With a retail price of $16,599, features like EPS, painted plastic, plus class-leading suspension travel are stacked in the Wild Cat’s favor. Its superb real-world performance makes us crave owning one. While it’s not completely perfect, there are things it does notably better than any of its competitors, like going ridiculously fast in the rough, and doing so while cocooning both driver and passenger in complete comfort. Arctic Cat may have just changed the way people perceive side-by-side performance, and them as a company.
- Arctic Green Metallic Paint, Black Metallic Paint
|Engine Type||V-Twin SOHC 4-stroke, 4-valve w/EFI HO|
|Bore & Stroke||92×71.6|
|Cooling System||Liquid with twin fan|
|Fuel Capacity||8.8 gal. / 33.3 liters|
|Transmission||Automatic CVT with EBS, Hi/Lo Range & Reverse|
|Drive System||2/4 WD + Electric Diff Lock|
|Front Brakes||Hydraulic Disc|
|Front Suspension||Double A-Arm|
|Front Travel||17 in. / 43.2 cm|
|Rear Suspension||5-Link Trailing Arm|
|Rear Travel||18 in. / 45.7 cm|
|Front Tires||26 x 9-R14|
|Rear Tires||26 x 11-R14|
|Overall Length||120 in. / 304.8 cm|
|Overall Width||64 in. / 162.6 cm|
|Overall Height||65.8 in. / 167 cm|
|Wheelbase||95 in. / 228.6 cm|
|Ground Clearance||13 in. / 33.0 cm|
|Dry Weight||1305 lb. / 592 kg|
|Front Rack Capacity||NA|
|Rear Rack Capacity||300 lb. / 136.1 kg|
- Electronic Power Steering, Aluminum Rims, Paint, Tilt Steering, Compression Valve Adjustable Shocks, LED Headlights and Taillights
2012 Arctic Cat Wildcat 1000
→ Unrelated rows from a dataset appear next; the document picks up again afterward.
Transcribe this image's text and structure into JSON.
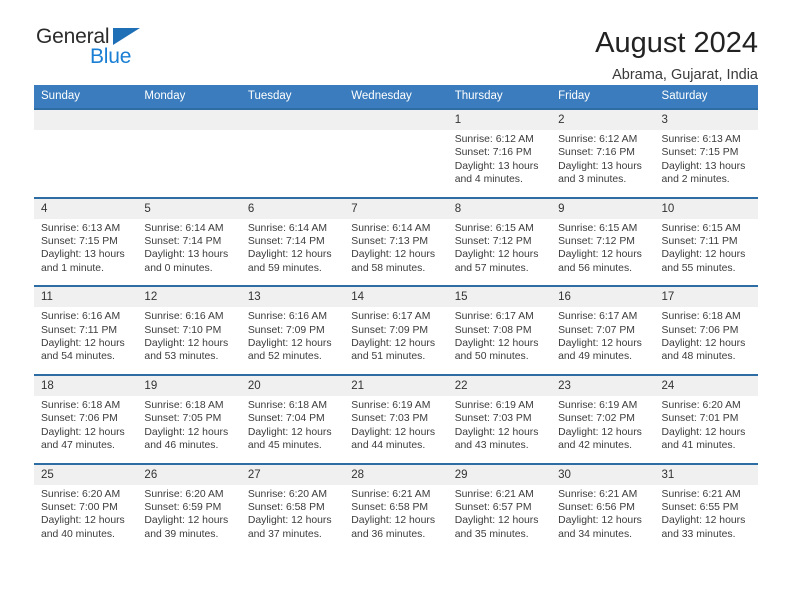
{
  "brand": {
    "name_line1": "General",
    "name_line2": "Blue",
    "triangle_color": "#1f6fb6",
    "blue_text_color": "#1a7fd4"
  },
  "header": {
    "title": "August 2024",
    "subtitle": "Abrama, Gujarat, India"
  },
  "theme": {
    "header_blue": "#3a7cbd",
    "separator_blue": "#2e6da4",
    "daynum_band": "#f0f0f0",
    "text": "#3c3c3c"
  },
  "weekdays": [
    "Sunday",
    "Monday",
    "Tuesday",
    "Wednesday",
    "Thursday",
    "Friday",
    "Saturday"
  ],
  "labels": {
    "sunrise_prefix": "Sunrise:",
    "sunset_prefix": "Sunset:",
    "daylight_prefix": "Daylight:"
  },
  "weeks": [
    {
      "days": [
        {
          "num": "",
          "sunrise": "",
          "sunset": "",
          "daylight": ""
        },
        {
          "num": "",
          "sunrise": "",
          "sunset": "",
          "daylight": ""
        },
        {
          "num": "",
          "sunrise": "",
          "sunset": "",
          "daylight": ""
        },
        {
          "num": "",
          "sunrise": "",
          "sunset": "",
          "daylight": ""
        },
        {
          "num": "1",
          "sunrise": "Sunrise: 6:12 AM",
          "sunset": "Sunset: 7:16 PM",
          "daylight": "Daylight: 13 hours and 4 minutes."
        },
        {
          "num": "2",
          "sunrise": "Sunrise: 6:12 AM",
          "sunset": "Sunset: 7:16 PM",
          "daylight": "Daylight: 13 hours and 3 minutes."
        },
        {
          "num": "3",
          "sunrise": "Sunrise: 6:13 AM",
          "sunset": "Sunset: 7:15 PM",
          "daylight": "Daylight: 13 hours and 2 minutes."
        }
      ]
    },
    {
      "days": [
        {
          "num": "4",
          "sunrise": "Sunrise: 6:13 AM",
          "sunset": "Sunset: 7:15 PM",
          "daylight": "Daylight: 13 hours and 1 minute."
        },
        {
          "num": "5",
          "sunrise": "Sunrise: 6:14 AM",
          "sunset": "Sunset: 7:14 PM",
          "daylight": "Daylight: 13 hours and 0 minutes."
        },
        {
          "num": "6",
          "sunrise": "Sunrise: 6:14 AM",
          "sunset": "Sunset: 7:14 PM",
          "daylight": "Daylight: 12 hours and 59 minutes."
        },
        {
          "num": "7",
          "sunrise": "Sunrise: 6:14 AM",
          "sunset": "Sunset: 7:13 PM",
          "daylight": "Daylight: 12 hours and 58 minutes."
        },
        {
          "num": "8",
          "sunrise": "Sunrise: 6:15 AM",
          "sunset": "Sunset: 7:12 PM",
          "daylight": "Daylight: 12 hours and 57 minutes."
        },
        {
          "num": "9",
          "sunrise": "Sunrise: 6:15 AM",
          "sunset": "Sunset: 7:12 PM",
          "daylight": "Daylight: 12 hours and 56 minutes."
        },
        {
          "num": "10",
          "sunrise": "Sunrise: 6:15 AM",
          "sunset": "Sunset: 7:11 PM",
          "daylight": "Daylight: 12 hours and 55 minutes."
        }
      ]
    },
    {
      "days": [
        {
          "num": "11",
          "sunrise": "Sunrise: 6:16 AM",
          "sunset": "Sunset: 7:11 PM",
          "daylight": "Daylight: 12 hours and 54 minutes."
        },
        {
          "num": "12",
          "sunrise": "Sunrise: 6:16 AM",
          "sunset": "Sunset: 7:10 PM",
          "daylight": "Daylight: 12 hours and 53 minutes."
        },
        {
          "num": "13",
          "sunrise": "Sunrise: 6:16 AM",
          "sunset": "Sunset: 7:09 PM",
          "daylight": "Daylight: 12 hours and 52 minutes."
        },
        {
          "num": "14",
          "sunrise": "Sunrise: 6:17 AM",
          "sunset": "Sunset: 7:09 PM",
          "daylight": "Daylight: 12 hours and 51 minutes."
        },
        {
          "num": "15",
          "sunrise": "Sunrise: 6:17 AM",
          "sunset": "Sunset: 7:08 PM",
          "daylight": "Daylight: 12 hours and 50 minutes."
        },
        {
          "num": "16",
          "sunrise": "Sunrise: 6:17 AM",
          "sunset": "Sunset: 7:07 PM",
          "daylight": "Daylight: 12 hours and 49 minutes."
        },
        {
          "num": "17",
          "sunrise": "Sunrise: 6:18 AM",
          "sunset": "Sunset: 7:06 PM",
          "daylight": "Daylight: 12 hours and 48 minutes."
        }
      ]
    },
    {
      "days": [
        {
          "num": "18",
          "sunrise": "Sunrise: 6:18 AM",
          "sunset": "Sunset: 7:06 PM",
          "daylight": "Daylight: 12 hours and 47 minutes."
        },
        {
          "num": "19",
          "sunrise": "Sunrise: 6:18 AM",
          "sunset": "Sunset: 7:05 PM",
          "daylight": "Daylight: 12 hours and 46 minutes."
        },
        {
          "num": "20",
          "sunrise": "Sunrise: 6:18 AM",
          "sunset": "Sunset: 7:04 PM",
          "daylight": "Daylight: 12 hours and 45 minutes."
        },
        {
          "num": "21",
          "sunrise": "Sunrise: 6:19 AM",
          "sunset": "Sunset: 7:03 PM",
          "daylight": "Daylight: 12 hours and 44 minutes."
        },
        {
          "num": "22",
          "sunrise": "Sunrise: 6:19 AM",
          "sunset": "Sunset: 7:03 PM",
          "daylight": "Daylight: 12 hours and 43 minutes."
        },
        {
          "num": "23",
          "sunrise": "Sunrise: 6:19 AM",
          "sunset": "Sunset: 7:02 PM",
          "daylight": "Daylight: 12 hours and 42 minutes."
        },
        {
          "num": "24",
          "sunrise": "Sunrise: 6:20 AM",
          "sunset": "Sunset: 7:01 PM",
          "daylight": "Daylight: 12 hours and 41 minutes."
        }
      ]
    },
    {
      "days": [
        {
          "num": "25",
          "sunrise": "Sunrise: 6:20 AM",
          "sunset": "Sunset: 7:00 PM",
          "daylight": "Daylight: 12 hours and 40 minutes."
        },
        {
          "num": "26",
          "sunrise": "Sunrise: 6:20 AM",
          "sunset": "Sunset: 6:59 PM",
          "daylight": "Daylight: 12 hours and 39 minutes."
        },
        {
          "num": "27",
          "sunrise": "Sunrise: 6:20 AM",
          "sunset": "Sunset: 6:58 PM",
          "daylight": "Daylight: 12 hours and 37 minutes."
        },
        {
          "num": "28",
          "sunrise": "Sunrise: 6:21 AM",
          "sunset": "Sunset: 6:58 PM",
          "daylight": "Daylight: 12 hours and 36 minutes."
        },
        {
          "num": "29",
          "sunrise": "Sunrise: 6:21 AM",
          "sunset": "Sunset: 6:57 PM",
          "daylight": "Daylight: 12 hours and 35 minutes."
        },
        {
          "num": "30",
          "sunrise": "Sunrise: 6:21 AM",
          "sunset": "Sunset: 6:56 PM",
          "daylight": "Daylight: 12 hours and 34 minutes."
        },
        {
          "num": "31",
          "sunrise": "Sunrise: 6:21 AM",
          "sunset": "Sunset: 6:55 PM",
          "daylight": "Daylight: 12 hours and 33 minutes."
        }
      ]
    }
  ]
}
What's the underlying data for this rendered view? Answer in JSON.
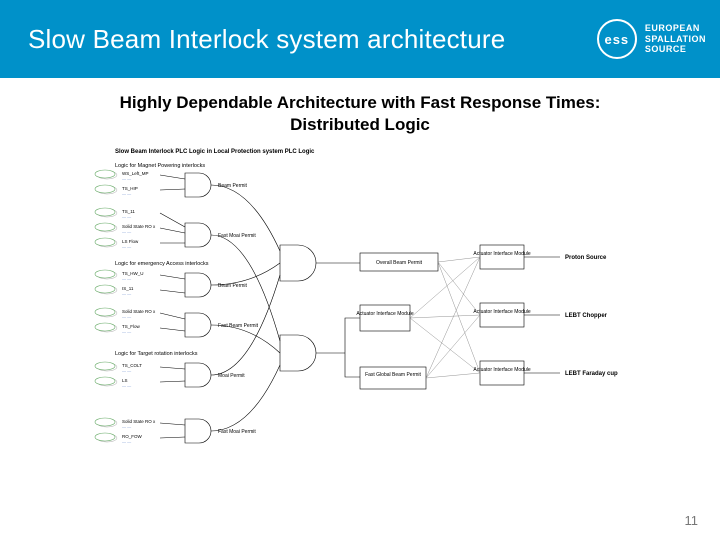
{
  "header": {
    "title": "Slow Beam Interlock system architecture",
    "brand_abbr": "ess",
    "brand_line1": "EUROPEAN",
    "brand_line2": "SPALLATION",
    "brand_line3": "SOURCE"
  },
  "subtitle_line1": "Highly Dependable Architecture with Fast Response Times:",
  "subtitle_line2": "Distributed Logic",
  "diagram": {
    "title": "Slow Beam Interlock PLC Logic in Local Protection system PLC Logic",
    "groups": [
      "Logic for Magnet Powering interlocks",
      "Logic for emergency Access interlocks",
      "Logic for Target rotation interlocks"
    ],
    "io_labels": [
      "WS_Left_MP",
      "TS_HIP",
      "TS_11",
      "Solid State RO x",
      "LS Flow",
      "TS_HW_U",
      "IS_11",
      "Solid State RO x",
      "TS_Flow",
      "TS_COLT",
      "LS",
      "Solid State RO x",
      "RO_FOW"
    ],
    "gate_labels": [
      "Beam Permit",
      "Fast Moai Permit",
      "Beam Permit",
      "Fast Beam Permit",
      "Moai Permit",
      "Fast Moai Permit"
    ],
    "mid_boxes": [
      "Overall Beam Permit",
      "Actuator Interface Module",
      "Fast Global Beam Permit"
    ],
    "actuator": "Actuator Interface Module",
    "outputs": [
      "Proton Source",
      "LEBT Chopper",
      "LEBT Faraday cup"
    ]
  },
  "page_number": "11"
}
Summary: With a retail price of $16,599, features like EPS, painted plastic, plus class-leading suspension travel are stacked in the Wild Cat’s favor. Its superb real-world performance makes us crave owning one. While it’s not completely perfect, there are things it does notably better than any of its competitors, like going ridiculously fast in the rough, and doing so while cocooning both driver and passenger in complete comfort. Arctic Cat may have just changed the way people perceive side-by-side performance, and them as a company.